The world lay before him for his picking ? full of opulent cities, golden vintages, glorious triumphs, lovely women, full of a thousand unmet and magnificent possibilities. Nothing was dull or tarnished. The strange enchanted coasts were unvisited. He was young and he could never die.
We shall not come again. We never shall come back again.
At the outset, at least, all three groups had something else to recommend them, as well: They were headquartered 3,000 miles away from the East Side of Manhattan.
He had heard an inarticulate promise: he had been pierced by Spring, that sharp knife.
It seems to me that in the orbit of our world you are the North Pole, I the South--so much in balance, in agreement--and yet... the whole world lies between.
Not even the most powerful organs of the press, including Time, Newsweek, and The New York Times, can discover a new artist or certify his work and make it stick. They can only bring you the scores.
The exquisite smell of the south, clean but funky, like a big woman.
There are some people who have the quality of richness and joy in them and they communicate it to everything they touch. It is first of all a physical quality; then it is a quality of the spirit.
What I had to face, the very bitter lesson that everyone who wants to write has got to learn, was that a thing may in itself be the finest piece of writing one has ever done, and yet have absolutely no place in the manuscript one hopes to publish.
But why had he always felt so strongly the magnetic pull of home, why had he thought so much about it and remembered it with such blazing accuracy, if it did not matter, and if this little town, and the immortal hills around it, was not the only home he had on earth? He did not know. All that he knew was that the years flow by like water, and that one day men come home again.
He had learned some of the things that every man must find out for himself, and he had found out about them as one has to find out--through error and through trial, through fantasy and illusion, through falsehood and his own damn foolishness, through being mistaken and wrong and an idiot and egotistical and aspiring and hopeful and believing and confused. Each thing he learned was so simple and obvious, once he grasped it, that he wondered why he had not always known it. And what had he learned? A philosopher would not think it much, perhaps, and yet in a simple human way it was a good deal. Just by living, my making the thousand little daily choices that his whole complex of heredity, environment, and conscious thought, and deep emotion had driven him to make, and by taking the consequences, he had learned that he could not eat his cake and have it, too. He had learned that in spite of his strange body, so much off scale that it had often made him think himself a creature set apart, he was still the son and brother of all men living. He had learned that he could not devour the earth, that he must know and accept his limitations. He realized that much of his torment of the years past had been self-inflicted, and an inevitable part of growing up. And, most important of all for one who had taken so long to grow up, he thought he had learned not to be the slave of his emotions.

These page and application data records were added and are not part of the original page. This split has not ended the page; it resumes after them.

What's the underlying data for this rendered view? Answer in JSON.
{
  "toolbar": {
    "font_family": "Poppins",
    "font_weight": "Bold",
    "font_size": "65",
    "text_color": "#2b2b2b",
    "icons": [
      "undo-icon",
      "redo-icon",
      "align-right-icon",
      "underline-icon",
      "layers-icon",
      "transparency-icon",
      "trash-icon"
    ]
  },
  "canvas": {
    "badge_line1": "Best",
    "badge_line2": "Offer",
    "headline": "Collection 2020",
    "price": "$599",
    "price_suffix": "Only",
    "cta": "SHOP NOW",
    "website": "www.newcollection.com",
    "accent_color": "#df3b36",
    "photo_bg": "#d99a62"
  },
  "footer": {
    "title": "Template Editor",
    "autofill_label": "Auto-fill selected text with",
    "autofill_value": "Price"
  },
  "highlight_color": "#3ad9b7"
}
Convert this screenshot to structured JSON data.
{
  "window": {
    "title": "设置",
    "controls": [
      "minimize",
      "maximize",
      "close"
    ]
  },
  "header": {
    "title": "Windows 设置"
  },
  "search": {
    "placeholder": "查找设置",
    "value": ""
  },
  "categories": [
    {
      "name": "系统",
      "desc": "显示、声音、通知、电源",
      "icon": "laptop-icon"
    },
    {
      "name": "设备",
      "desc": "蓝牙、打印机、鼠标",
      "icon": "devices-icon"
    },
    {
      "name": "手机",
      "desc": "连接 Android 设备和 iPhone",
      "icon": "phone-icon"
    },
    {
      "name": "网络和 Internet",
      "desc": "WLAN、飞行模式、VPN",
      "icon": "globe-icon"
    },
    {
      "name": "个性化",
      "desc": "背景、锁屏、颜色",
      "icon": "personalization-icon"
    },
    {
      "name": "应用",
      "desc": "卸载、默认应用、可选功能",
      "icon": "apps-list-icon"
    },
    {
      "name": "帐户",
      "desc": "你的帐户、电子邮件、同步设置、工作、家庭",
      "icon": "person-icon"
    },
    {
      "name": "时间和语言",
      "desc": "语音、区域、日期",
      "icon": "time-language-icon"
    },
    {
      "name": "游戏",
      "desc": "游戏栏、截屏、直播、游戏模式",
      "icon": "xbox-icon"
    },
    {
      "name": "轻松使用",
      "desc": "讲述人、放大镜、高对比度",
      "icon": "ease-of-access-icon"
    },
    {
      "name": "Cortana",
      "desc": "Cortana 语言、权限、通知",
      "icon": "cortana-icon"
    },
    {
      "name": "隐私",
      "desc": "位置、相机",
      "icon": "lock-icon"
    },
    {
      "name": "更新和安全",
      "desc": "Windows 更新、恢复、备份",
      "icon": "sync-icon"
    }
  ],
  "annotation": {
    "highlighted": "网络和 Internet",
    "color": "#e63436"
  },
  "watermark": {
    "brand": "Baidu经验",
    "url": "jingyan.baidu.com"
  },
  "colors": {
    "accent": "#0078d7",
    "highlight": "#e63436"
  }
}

It was a cruel city, but it was a lovely one, a savage city, yet it had such tenderness, a bitter, harsh, and violent catacomb of stone and steel and tunneled rock, slashed savagely with light, and roaring, fighting a constant ceaseless warfare of men and of machinery; and yet it was so sweetly and so delicately pulsed, as full of warmth, of passion, and of love, as it was full of hate.
Nothing lasts except beauty ? and I shall create that.